We scoured the city to locate five Asian dishes you must try.
By Grace Bascos
With the high number of Asian visitors, as well as an increasing number of discerning guests developing tastes for authentic Asian fare, Las Vegas has always had a keen insight into the cuisine of the Far East. Each restaurant has its own niche and signature dishes that set it apart. Adventurous diners can find bites of everything, from classic Hong Kong-style dim sum to modern interpretations of Japanese sushi in the middle of the Las Vegas desert.
The Forum Shops at Caesars
With its stellar view of the Las Vegas Strip and its modern Asian aesthetic, Sushi Roku is considered one of the hottest spots to enjoy favorite bites of nigiri. Its signature platter, matsu, features eight distinct pieces of premium fish, including Scottish salmon, Japanese yellowtail and seared albacore tuna served in the classic nigiri style: over perfectly hand-formed mounds of sushi rice. But Sushi Roku takes it a step further and adorns the fish with luxurious accoutrements, including citrus soy, osetra golden caviar and shaved black truffles.
Nobu Caesars Palace
Japanese pioneering chef Nobu Matsuhisa will bring his distinct style of Japanese cuisine to his newest venture, Nobu Hotel Caesars Palace, opening in late 2012. The 12,775-square-foot restaurant at the base of the tower will be his first restaurant on the Strip, as well as his first foray into teppanyaki dining, where master chefs will cook on a hot grill directly in front of guests. Nobu’s menu also promises to have his classic dishes, which reflect his background in both Japanese and Peruvian cuisine and techniques. Keep an eye out for his signature black cod with miso, as well as tuna tataki with red miso. Nobu Hotel also offers an in-room menu from which guests can order some of the restaurant’s signature dishes.
Beijing Noodle No. 9

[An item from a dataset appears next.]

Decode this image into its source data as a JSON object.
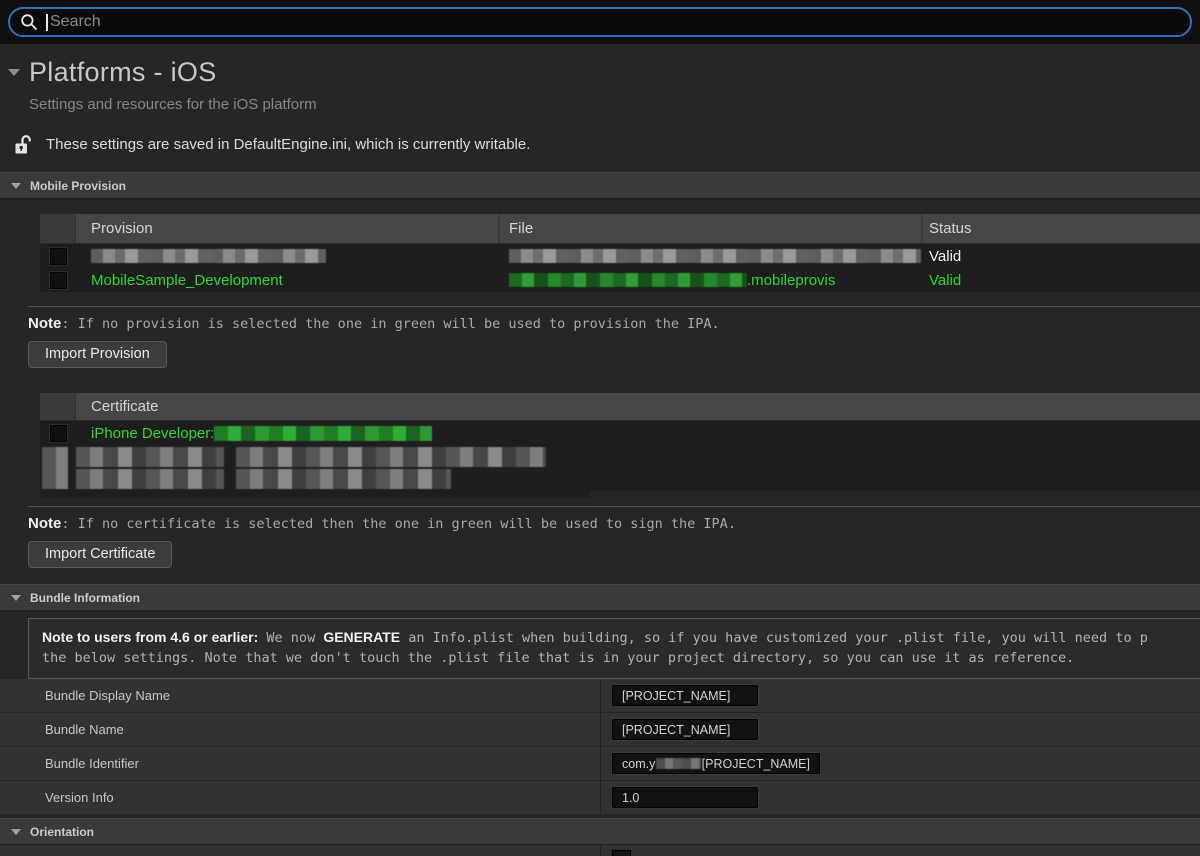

Though you’ll find Chinese-American classics such as Mongolian beef or General Tso’s chicken on the menu at Beijing Noodle No. 9, it’s the authentic, yet approachable, dishes that are the most interesting. At the front of the bright and contemporary dining room, guests can watch as expert noodle makers trained in China hand-pull the noodles for one of the restaurant’s signature dishes, Beijing-style zha jiang mein. The dense, chewy wheat noodles are sliced with a thin blade before being topped with stir-fried pork in a savory and earthy soy and black-bean sauce.